Hamilton City Council has secured three properties on the city's main street as part of its long-term vision to expand the central park and further open the city to the river.
The council has bought 254 Victoria St, tenanted by Mexico restaurant, 250 Victoria St, tenanted by Dough Bros and 246 Victoria St which is at the rear of the site.
The properties have a capital value of $2.0750 million and a estimated market valuation calculated by council last year of $2.586m.
The purchases are part of the council's plans to future-proof properties between the existing Victoria on the River central city park and the soon-to-be-built Waikato Regional Theatre.
Property investor Donald Fraser, who co-owned the properties with Peter Morton, confirmed he had sold them to the council for what he considered to be a "fair price".
The existing leases with the current tenants would be honoured, he said.
Fraser, who has owned the buildings for 30 years, said he had always wanted to sell them to council to because he shared its vision to open up the city to the river.

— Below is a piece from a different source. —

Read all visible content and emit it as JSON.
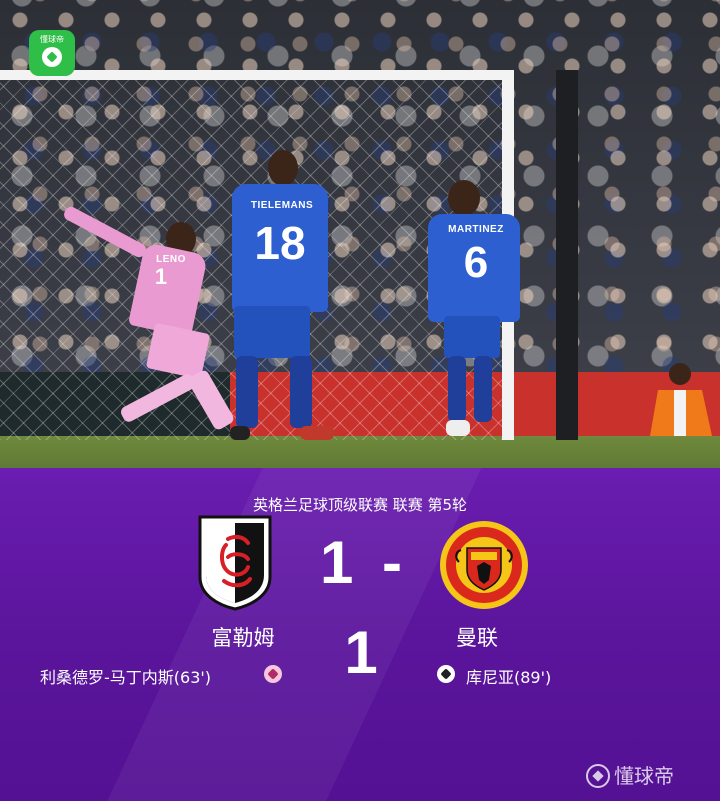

He would not say how much they sold for, but said he had a family trust which had reinvested in Frankton for a better return on investment.
Hamilton City Council declined to comment about the purchases because the chief executive was bound by a council resolution.
Earlier this year the council set aside $7m to buy buildings in the area in case it decided to continue with mayor Andrew King's vision of expanding it to a large park in a bid to better open the city to the Waikato River.
Council staff have wasted no time approaching property owners in the area and securing the first two.
Last year staff supplied council with an estimated market value of the properties, valuing 250 Victoria St (Dough Bros) at $825,000, 254 Victoria St (Mexico) at $1.33m and 246 Victoria St at $431,250.
250 Victoria St has a CV of $660,000, 254 Victoria St has a CV $1.07m and 246 Victoria St a CV of $345,00.
The council's initial plan was to put aside $12m to buy properties between Sky City and Embassy Park to demolish and build an extension of Victoria on the River, but it was dismissed following public consultation.
To fulfill King's vision to develop a grassed park setting between the two existing public spaces the council would need to buy 220 to 266 Victoria St.
Council instead voted in June to spend $7m on just buying some strategic properties in year one of the 10-year plan.
It gained the majority support of councillors with some commenting at the time they supported the plan because staff had told them there would be no rates impact on the proposal.
"The chief executive said the rental income would match or be better than the outgoings and interest costs," councillor Dave Macpherson said at a June meeting.
"The question is do we want to future-proof the central city area for the expansion of the central city park into that area or not."
Hamilton chief executive Richard Briggs told the Herald in December last year it was irrelevant who was given the heads up over the council's plans for the park as the council would only ever pay market valuation for a property.
"There's no advantage to anyone in knowing this because when council buys these properties we are going to pay valuation for them.
"I suggest any good businessman won't be paying over the odds for them anyway, but that's their call and anyone selling the properties will be selling them at market. The market is going to drive all this out."